Please retype the listing below word for word and exclude its images.

_Input_
/---
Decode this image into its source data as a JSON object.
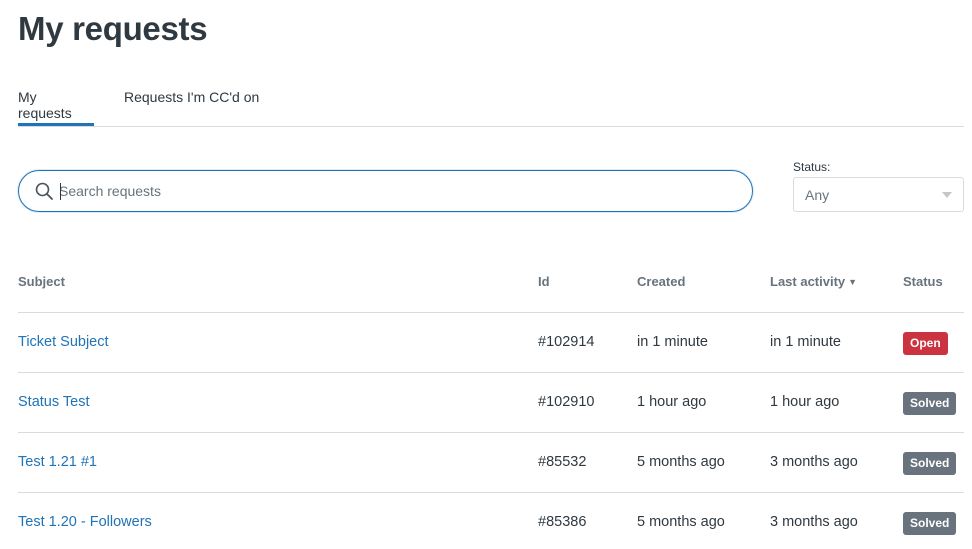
{
  "page_title": "My requests",
  "tabs": [
    {
      "label": "My requests",
      "active": true
    },
    {
      "label": "Requests I'm CC'd on",
      "active": false
    }
  ],
  "search": {
    "placeholder": "Search requests",
    "value": ""
  },
  "status_filter": {
    "label": "Status:",
    "selected": "Any"
  },
  "table": {
    "columns": {
      "subject": "Subject",
      "id": "Id",
      "created": "Created",
      "last_activity": "Last activity",
      "sort_indicator": "▼",
      "status": "Status"
    },
    "rows": [
      {
        "subject": "Ticket Subject",
        "id": "#102914",
        "created": "in 1 minute",
        "last_activity": "in 1 minute",
        "status": "Open"
      },
      {
        "subject": "Status Test",
        "id": "#102910",
        "created": "1 hour ago",
        "last_activity": "1 hour ago",
        "status": "Solved"
      },
      {
        "subject": "Test 1.21 #1",
        "id": "#85532",
        "created": "5 months ago",
        "last_activity": "3 months ago",
        "status": "Solved"
      },
      {
        "subject": "Test 1.20 - Followers",
        "id": "#85386",
        "created": "5 months ago",
        "last_activity": "3 months ago",
        "status": "Solved"
      }
    ]
  },
  "colors": {
    "accent": "#1f73b7",
    "open_badge": "#cc3340",
    "solved_badge": "#68737d",
    "divider": "#d8dcde"
  }
}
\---
_Your response_
Decode this image into its source data as a JSON object.
{
  "page_title": "My requests",
  "tabs": [
    {
      "label": "My requests",
      "active": true
    },
    {
      "label": "Requests I'm CC'd on",
      "active": false
    }
  ],
  "search": {
    "placeholder": "Search requests",
    "value": ""
  },
  "status_filter": {
    "label": "Status:",
    "selected": "Any"
  },
  "table": {
    "columns": {
      "subject": "Subject",
      "id": "Id",
      "created": "Created",
      "last_activity": "Last activity",
      "sort_indicator": "▼",
      "status": "Status"
    },
    "rows": [
      {
        "subject": "Ticket Subject",
        "id": "#102914",
        "created": "in 1 minute",
        "last_activity": "in 1 minute",
        "status": "Open"
      },
      {
        "subject": "Status Test",
        "id": "#102910",
        "created": "1 hour ago",
        "last_activity": "1 hour ago",
        "status": "Solved"
      },
      {
        "subject": "Test 1.21 #1",
        "id": "#85532",
        "created": "5 months ago",
        "last_activity": "3 months ago",
        "status": "Solved"
      },
      {
        "subject": "Test 1.20 - Followers",
        "id": "#85386",
        "created": "5 months ago",
        "last_activity": "3 months ago",
        "status": "Solved"
      }
    ]
  },
  "colors": {
    "accent": "#1f73b7",
    "open_badge": "#cc3340",
    "solved_badge": "#68737d",
    "divider": "#d8dcde"
  }
}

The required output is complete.